This August I embarked on an adventure – a rafting trip on the upper Alsek River with Canadian River Expeditions. I had saved for this trip for a few years as a 50th birthday present to myself but then Covid struck and everything was cancelled. However, on July 31st Yukon opened its borders to B.C. and NWT residents so the rafting company put together a custom trip for locals that stopped short of the Alaskan border. Within a couple of weeks I had to wrap my head around the fact I might actually do this.
We are currently in a historical moment, witnessing some large shifts in society that will affect our lives into the future. Even though sometimes I feel like I am watching from some far off distant corner of the world, separated by water and in my little art studio, I know that I am still part of it all.
As many of my students have told me, their lives seem richer because they are seeing better and seeing more. It’s helpful to remember that we don’t teach reading and writing to produce only poets and writers, but rather to improve thinking.

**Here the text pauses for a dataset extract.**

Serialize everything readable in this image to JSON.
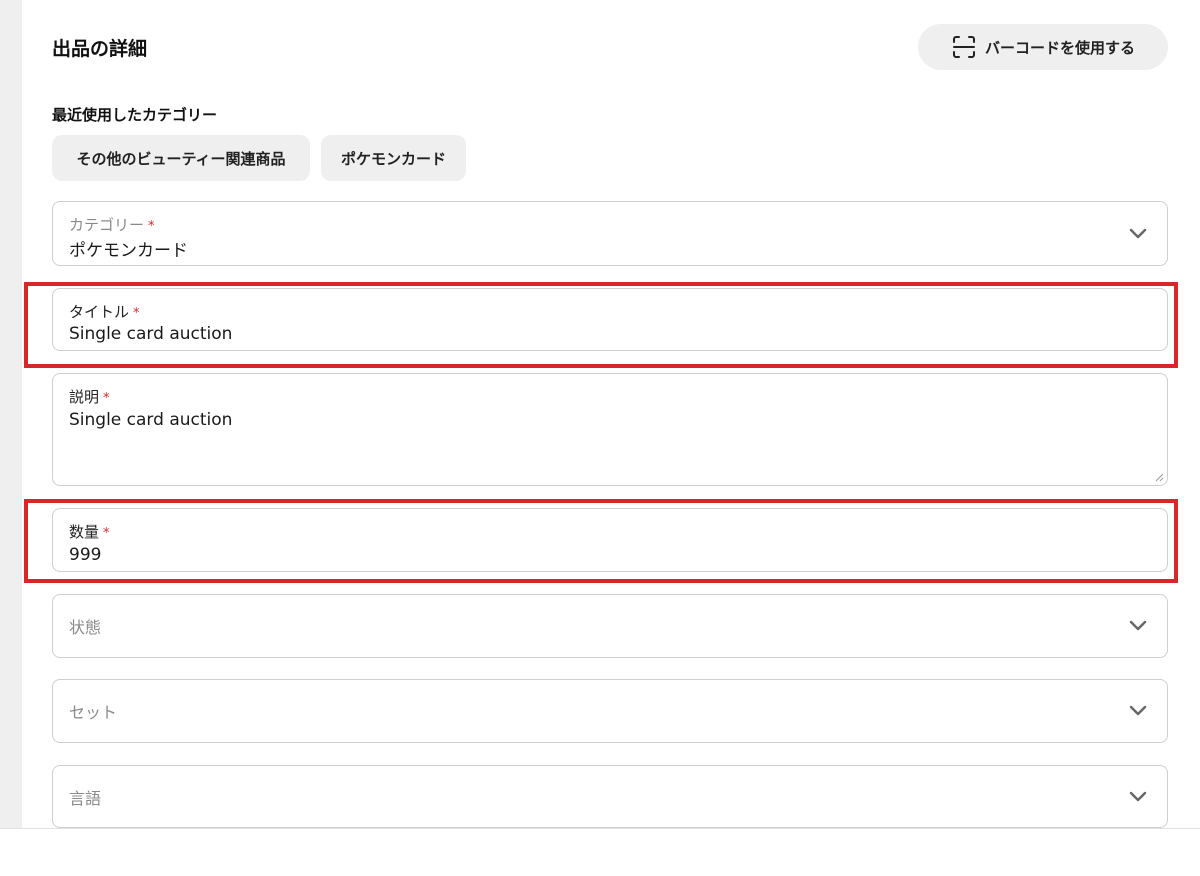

Betty Edwards in Drawing on the Right Side of the Brain.
This painting is loosely based on a view of the Comox Valley, perhaps from Cumberland or somewhere in the Beaufort Mountains. It describes the place in a mountainbike ride or a hike you enjoy after having done the hard work of getting there. Here you may have a snack, sketch, take a couple deep breaths or take a nap. You may be with others sharing light conversation or a meaningful moment.
Every time I visit the place I grew up – Pt. Holmes on the windy tip of the Comox Peninsula – I still feel very connected to the smells, sounds and sights. It feels like visiting an old friend or relative.
Sketches aren’t about making a perfect picture, it’s the act of looking that is important. By completely stopping to look and draw (a flower, a tree, person, building..) you start to notice things you didn’t before.
Daydreaming is a way of making connections in our life, finding meaning and coming up with new ideas. People value busyness and the resulting rewards of a productive life but I believe that time to just let our minds completely wander is underrated.
One thing I’ve learned about being an artist is that no one else will tell you that you must create. An artist needs to have their own belief in what they have been most equipped to do. This takes an incredible amount of courage and also: self-love. And not in a pumped up ego kind of way, but in a way that you truly believe that you are a worthy person and it is right to trust your inner voice.